Secondly, the removal of Yantai – the city where Wanhua established its first plant – from the name indicates a less China-specific and more global view, the company said.
In terms of expanding its portfolio, Wanhua has added a greater range of chemicals. “Our business portfolio used to be dominated by MDI,” Zhang said, noting that it still accounts for 80% of Wanhua’s total sales revenue. “But in the past years, we have been investing a lot to develop some new isocyanates and we have commissioned some production facilities for aliphatic isocyanates.”
In 2012, Wanhua commissioned a 15 kt/year HDI (hexamethylene diisocyanate) plant in Ningbo, China.
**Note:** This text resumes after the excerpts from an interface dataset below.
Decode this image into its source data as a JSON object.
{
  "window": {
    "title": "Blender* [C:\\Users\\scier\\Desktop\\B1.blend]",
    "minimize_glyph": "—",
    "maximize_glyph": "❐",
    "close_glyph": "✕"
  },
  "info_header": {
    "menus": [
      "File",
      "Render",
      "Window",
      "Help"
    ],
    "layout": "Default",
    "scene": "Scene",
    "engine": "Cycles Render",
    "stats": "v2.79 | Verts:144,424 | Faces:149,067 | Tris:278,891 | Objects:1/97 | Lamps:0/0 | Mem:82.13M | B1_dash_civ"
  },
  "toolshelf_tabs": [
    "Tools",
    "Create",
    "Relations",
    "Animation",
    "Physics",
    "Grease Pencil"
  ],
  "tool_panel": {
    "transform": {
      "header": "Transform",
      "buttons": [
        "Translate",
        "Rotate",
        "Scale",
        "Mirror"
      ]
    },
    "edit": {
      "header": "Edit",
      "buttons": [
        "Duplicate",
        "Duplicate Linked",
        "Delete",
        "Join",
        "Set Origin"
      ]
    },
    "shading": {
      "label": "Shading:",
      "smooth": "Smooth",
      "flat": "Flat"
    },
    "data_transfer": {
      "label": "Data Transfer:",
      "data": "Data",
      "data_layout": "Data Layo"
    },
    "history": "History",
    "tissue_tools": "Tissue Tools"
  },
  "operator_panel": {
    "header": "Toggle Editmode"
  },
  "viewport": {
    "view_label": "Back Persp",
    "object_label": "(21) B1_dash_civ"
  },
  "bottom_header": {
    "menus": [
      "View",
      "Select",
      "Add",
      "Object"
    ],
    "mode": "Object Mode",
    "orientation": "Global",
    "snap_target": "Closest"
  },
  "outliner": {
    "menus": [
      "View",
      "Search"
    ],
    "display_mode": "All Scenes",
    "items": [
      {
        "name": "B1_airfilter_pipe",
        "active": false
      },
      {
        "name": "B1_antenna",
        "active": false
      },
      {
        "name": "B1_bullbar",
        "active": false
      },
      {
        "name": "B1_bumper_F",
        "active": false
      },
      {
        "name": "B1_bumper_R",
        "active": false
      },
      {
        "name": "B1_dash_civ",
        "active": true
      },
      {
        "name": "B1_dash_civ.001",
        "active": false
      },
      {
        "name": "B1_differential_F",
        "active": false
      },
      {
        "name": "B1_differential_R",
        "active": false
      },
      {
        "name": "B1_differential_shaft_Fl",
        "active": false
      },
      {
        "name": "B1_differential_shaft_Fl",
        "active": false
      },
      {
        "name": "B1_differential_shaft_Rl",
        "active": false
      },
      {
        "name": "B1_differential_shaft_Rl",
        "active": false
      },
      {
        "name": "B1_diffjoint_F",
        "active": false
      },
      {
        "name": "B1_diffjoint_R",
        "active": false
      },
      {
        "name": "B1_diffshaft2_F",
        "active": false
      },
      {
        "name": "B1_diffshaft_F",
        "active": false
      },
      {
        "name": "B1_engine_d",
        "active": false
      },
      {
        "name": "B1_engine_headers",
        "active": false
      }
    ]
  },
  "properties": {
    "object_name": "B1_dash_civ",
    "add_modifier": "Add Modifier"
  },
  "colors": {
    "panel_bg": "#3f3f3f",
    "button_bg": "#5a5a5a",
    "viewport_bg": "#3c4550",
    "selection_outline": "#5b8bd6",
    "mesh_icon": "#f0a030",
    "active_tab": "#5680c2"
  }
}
It also started a pilot plant for IPDI (isophorone diisocyanate) in Yantai. The company plans to expand production capacity further and in the near future, Wanhua will produce 60 kt of HDI per year and 25 kt/year of IPDI.
This brings Wanhua’s capacities to the following: MDI – 2m tonnes / year, TDI (toluene diisocyanate) – 300 kt / year, HMDI (methylene bis-cyclohexylisocyanate) – 15 kt/year, flexible PU foam – 200 kt/year, rigid PU foam – 300 kt/year, IP – 30 kt/year, IPDA – 25 kt/year and HMDA – 15 kt/year.
Zhang also noted that Wanhua had invested in propylene oxide (PO) with technology licenced from Huntsman, and the plant for this would be commissioned at the end of next year.
“In slabstock, we currently do not have the edge in cost but integrated PO will give us [this],” Zhang explained.
Building on construction growth
The construction industry in China is currently growing above GDP, Momentive’s Lanchak said. There is a growing desire in China for energy conservation in building, to makes new building’s passive – using zero energy. The Chinese government is energy conscious, Lanchak suggested.
In Beijing, for example, there is a programme focusing on energy efficiency in new construction and retrofit. This is just one city with a population of a European country, noted Paul Austin, Momentive’s global R&D director, urethane additives, as he highlighted the wealth of opportunities available for those in the polyurethanes industry. This is not only for new construction but also the aspect of retrofit, Lanchak added, emphasising that this is happening outside Beijing as well.
Huntsman’s Pan also noted that in 2013, the government had made specific developments in terms of introducing policy on energy-saving in housing. “I definitely believe that polyurethanes can play a critical role in supporting this new policy,” he said.
However, in recent years polyurethanes in particular has had a bit of a bad press in China, following a number of fires in residential housing that were blamed on insulation made from the material.
Lanchak noted that this is a global issue – the notion of PU and polyisocyanurate (PIR) having safety issues – but that there have been huge improvements in fire standards for these materials.
Austin noted that indeed there are still some local restrictions on the use of polyurethane for insulation, due to some of the fires that have occurred, but better fire retardancy has been pushed for insulation. “It will slowly be accepted everywhere in China,” Austin said.
Lanchak added that this safety goes beyond insulation and also plays a part in bedding and furniture, for example. This is something that Momentive sees as a health and safety issue, and having it highlighted to ensure safety is definitely a good thing, Lanchak emphasised.
Pan noted that environmental health and safety is becoming important for companies in the urethane insulation industry. The company offers “fire retarding grades [of materials], which not only improves insulation, but take care of safety. We want to support the whole society like that”, he said.
Momentive “operates with green in mind”, Lanchak said, and does this in two ways. First, by aiding production that promotes environmental health and safety, low volatile organic compound (VOC) emissions and sustainable solutions. Secondly, it offers products that can help customers to achieve better cost performance, saving money in energy and materials.
China is developing its own regulations for dealing with chemicals and this is a “good sign”, Huntsman’s Pan said. In China already, there are some strict regulations dealing with product registration, he added. Any product imported into China has to meet this regulation – “it’s similar to a REACH programme”, Pan noted. A similar programme is happening in South Korea, called K-REACH – “that shows you who the role model is”, the executive added.